Quotations About / On:
Science commits suicide when it adopts a creed.
(Thomas Henry Huxley (1825-95), British biologist and educator. Reflection #71, Aphorisms and Reflections, selected by Henrietta A. Huxley, Macmillan (London, 1907).)
Many great actions are committed in small struggles.
(Victor Hugo (1802-1885), French poet, novelist, playwright, essayist. Trans. by William G. Allen. Les Misérables, vol. III, book V, ch. 1 (1862).)
It is a crime against the State to be powerful enough to commit one.
(Pierre Corneille (1606-1684), French playwright. Araspe, in Nicomède, act 2, sc. 1 (1651).)
A shocking crime was committed on the unscrupulous initiative of few individuals, with the blessing of more, and amid the passive acquiescence of all.
(Tacitus (c. 55-120), Roman historian. The Histories, bk. 1, sect. 28.
On the assassination of Emperor Galba.)
"I am responsible for everything" commits one to nothing.
(Mason Cooley (b. 1927), U.S. aphorist. City Aphorisms, Tenth Selection, New York (1992).)
Penalties serve to deter those who are not inclined to commit any crimes.
(Karl Kraus (1874-1936), Austrian writer. Trans. by Harry Zohn, originally published in Beim Wort genommen (1955). Half-Truths and One-and-a-Half Truths, University of Chicago Press (1990).)
The best men of the best epochs are simply those who make the fewest blunders and commit the fewest sins.
(Thomas Henry Huxley (1825-95), British biologist and educator. Reflection #143, Aphorisms and Reflections, selected by Henrietta A. Huxley, Macmillan (London, 1907).)
The free, independent spirit who commits himself to no dogma and will not decide in favor of any party has no homestead on earth.
(Stefan Zweig (18811942), Austrian writer.

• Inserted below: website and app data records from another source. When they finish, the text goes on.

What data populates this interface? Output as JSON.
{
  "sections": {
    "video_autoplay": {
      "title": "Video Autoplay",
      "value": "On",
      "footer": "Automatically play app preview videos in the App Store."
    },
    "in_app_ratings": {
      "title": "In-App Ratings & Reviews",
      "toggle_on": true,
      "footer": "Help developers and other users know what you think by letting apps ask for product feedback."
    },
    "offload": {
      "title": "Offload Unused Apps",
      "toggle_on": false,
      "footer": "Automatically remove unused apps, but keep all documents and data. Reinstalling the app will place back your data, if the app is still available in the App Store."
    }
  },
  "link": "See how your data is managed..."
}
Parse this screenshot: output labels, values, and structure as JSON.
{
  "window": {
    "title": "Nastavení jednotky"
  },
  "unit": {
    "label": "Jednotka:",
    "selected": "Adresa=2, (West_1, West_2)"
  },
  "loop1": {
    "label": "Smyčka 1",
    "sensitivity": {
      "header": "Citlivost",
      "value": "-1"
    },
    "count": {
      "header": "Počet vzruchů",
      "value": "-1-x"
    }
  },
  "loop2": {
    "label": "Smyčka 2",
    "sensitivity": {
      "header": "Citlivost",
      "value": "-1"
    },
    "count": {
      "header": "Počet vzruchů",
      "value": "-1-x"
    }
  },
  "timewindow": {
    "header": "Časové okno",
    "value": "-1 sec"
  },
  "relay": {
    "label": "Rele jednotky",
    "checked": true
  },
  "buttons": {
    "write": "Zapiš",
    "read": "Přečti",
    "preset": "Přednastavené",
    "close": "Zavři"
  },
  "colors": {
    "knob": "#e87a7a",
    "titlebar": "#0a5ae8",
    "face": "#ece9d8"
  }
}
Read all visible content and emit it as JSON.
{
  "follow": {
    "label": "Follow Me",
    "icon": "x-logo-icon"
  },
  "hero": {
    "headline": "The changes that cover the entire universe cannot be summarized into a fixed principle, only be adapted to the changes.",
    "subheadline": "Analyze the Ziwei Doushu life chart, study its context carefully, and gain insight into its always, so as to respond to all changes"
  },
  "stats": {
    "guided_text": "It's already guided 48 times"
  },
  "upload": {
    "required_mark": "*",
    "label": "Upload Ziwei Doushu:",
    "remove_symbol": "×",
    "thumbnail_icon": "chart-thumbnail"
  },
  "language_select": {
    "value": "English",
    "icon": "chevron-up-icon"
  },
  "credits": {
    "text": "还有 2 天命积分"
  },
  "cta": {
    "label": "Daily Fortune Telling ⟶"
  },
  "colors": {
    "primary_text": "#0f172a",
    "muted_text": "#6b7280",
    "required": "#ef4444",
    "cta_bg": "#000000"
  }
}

Erasmus of Rotterdam, p. 204, trans. by Marion Sonnenfeld, Herbert Reichner Verlag, Vienna, Austria (1935).)
When one realizes that his life is worthless he either commits suicide or travels.
(Edward Dahlberg (1900-1977), U.S. author, critic. "On Futility," Reasons of the Heart (1965).)

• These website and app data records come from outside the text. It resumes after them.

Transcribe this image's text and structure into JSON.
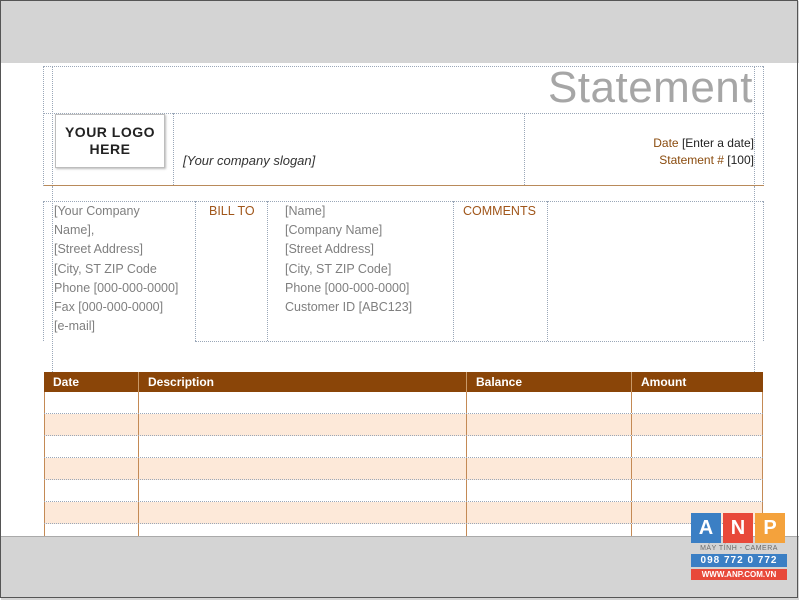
{
  "document": {
    "title": "Statement",
    "logo_text": "YOUR LOGO HERE",
    "slogan": "[Your company slogan]",
    "date_label": "Date",
    "date_value": "[Enter a date]",
    "statement_label": "Statement #",
    "statement_value": "[100]"
  },
  "company_info": [
    "[Your Company",
    "Name],",
    "[Street Address]",
    "[City, ST  ZIP Code",
    "Phone [000-000-0000]",
    "Fax [000-000-0000]",
    "[e-mail]"
  ],
  "bill_to": {
    "label": "BILL TO",
    "lines": [
      "[Name]",
      "[Company Name]",
      "[Street Address]",
      "[City, ST  ZIP Code]",
      "Phone [000-000-0000]",
      "Customer ID [ABC123]"
    ]
  },
  "comments_label": "COMMENTS",
  "table": {
    "headers": [
      "Date",
      "Description",
      "Balance",
      "Amount"
    ],
    "row_count": 7
  },
  "watermark": {
    "letters": [
      "A",
      "N",
      "P"
    ],
    "letter_colors": [
      "#3b7fc4",
      "#e8493a",
      "#f4a23c"
    ],
    "subtitle": "MÁY TÍNH - CAMERA",
    "phone": "098 772 0 772",
    "website": "WWW.ANP.COM.VN"
  }
}
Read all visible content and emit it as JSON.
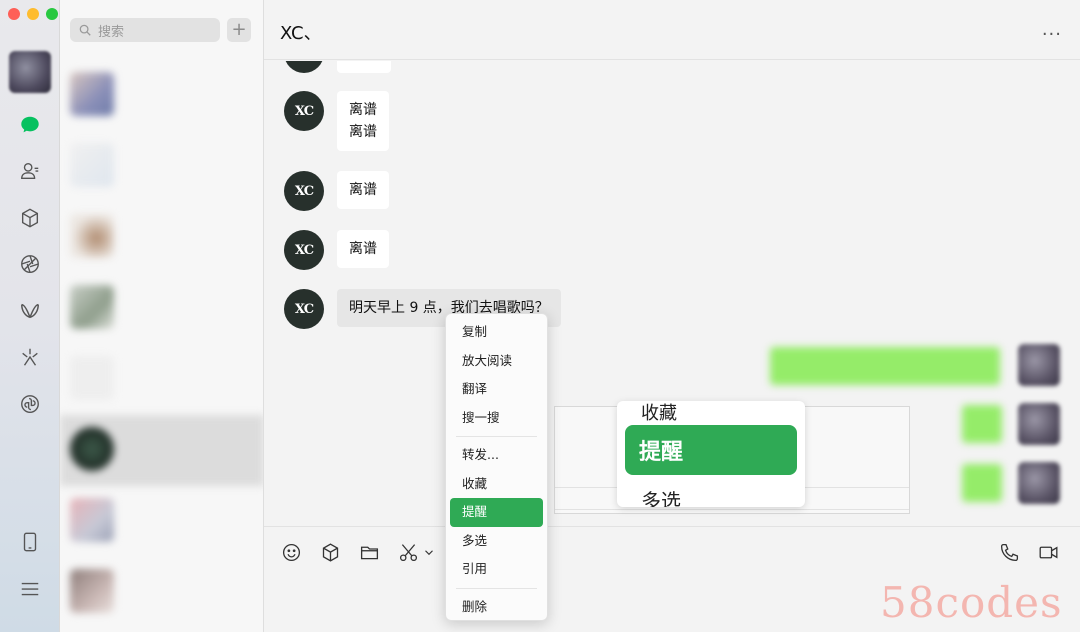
{
  "window": {
    "controls": [
      "close",
      "minimize",
      "zoom"
    ]
  },
  "rail": {
    "icons": [
      "chat-icon",
      "contacts-icon",
      "favorites-icon",
      "moments-icon",
      "channels-icon",
      "discover-icon",
      "mini-program-icon",
      "phone-icon",
      "menu-icon"
    ],
    "active_color": "#07c160"
  },
  "chatlist": {
    "search_placeholder": "搜索",
    "add_label": "+",
    "rows": [
      {
        "name": "",
        "snippet": "",
        "time": ""
      },
      {
        "name": "",
        "snippet": "",
        "time": ""
      },
      {
        "name": "",
        "snippet": "",
        "time": ""
      },
      {
        "name": "",
        "snippet": "",
        "time": ""
      },
      {
        "name": "",
        "snippet": "",
        "time": ""
      },
      {
        "name": "",
        "snippet": "",
        "time": ""
      },
      {
        "name": "",
        "snippet": "",
        "time": ""
      },
      {
        "name": "",
        "snippet": "",
        "time": ""
      }
    ]
  },
  "chat": {
    "title": "XC、",
    "more_label": "···",
    "avatar_text": "XC",
    "messages": [
      {
        "from": "XC",
        "text": "离谱\n离谱"
      },
      {
        "from": "XC",
        "text": "离谱"
      },
      {
        "from": "XC",
        "text": "离谱"
      },
      {
        "from": "XC",
        "text": "明天早上 9 点，我们去唱歌吗？"
      }
    ]
  },
  "zoom_preview": {
    "top_label": "收藏",
    "highlight_label": "提醒",
    "bottom_label": "多选"
  },
  "context_menu": {
    "groups": [
      [
        "复制",
        "放大阅读",
        "翻译",
        "搜一搜"
      ],
      [
        "转发...",
        "收藏",
        "提醒",
        "多选",
        "引用"
      ],
      [
        "删除"
      ]
    ],
    "selected": "提醒",
    "accent": "#2faa55"
  },
  "toolbar": {
    "left_tools": [
      "emoji-icon",
      "favorites-icon",
      "folder-icon",
      "scissors-icon",
      "chevron-down-icon"
    ],
    "right_tools": [
      "phone-call-icon",
      "video-call-icon"
    ]
  },
  "watermark": "58codes"
}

You see what you've done, don't you?... You've committed the supreme blasphemy.
(John Lee Mahin (1902-1984), U.S. screenwriter, and Victor Fleming. John Lanyon (Ian Hunter), Dr. Jekyll and Mr. Hyde, when he discovers that Jekyll and Hyde are the same person (1941).
Based on the novel by Robert Louis Stevenson.)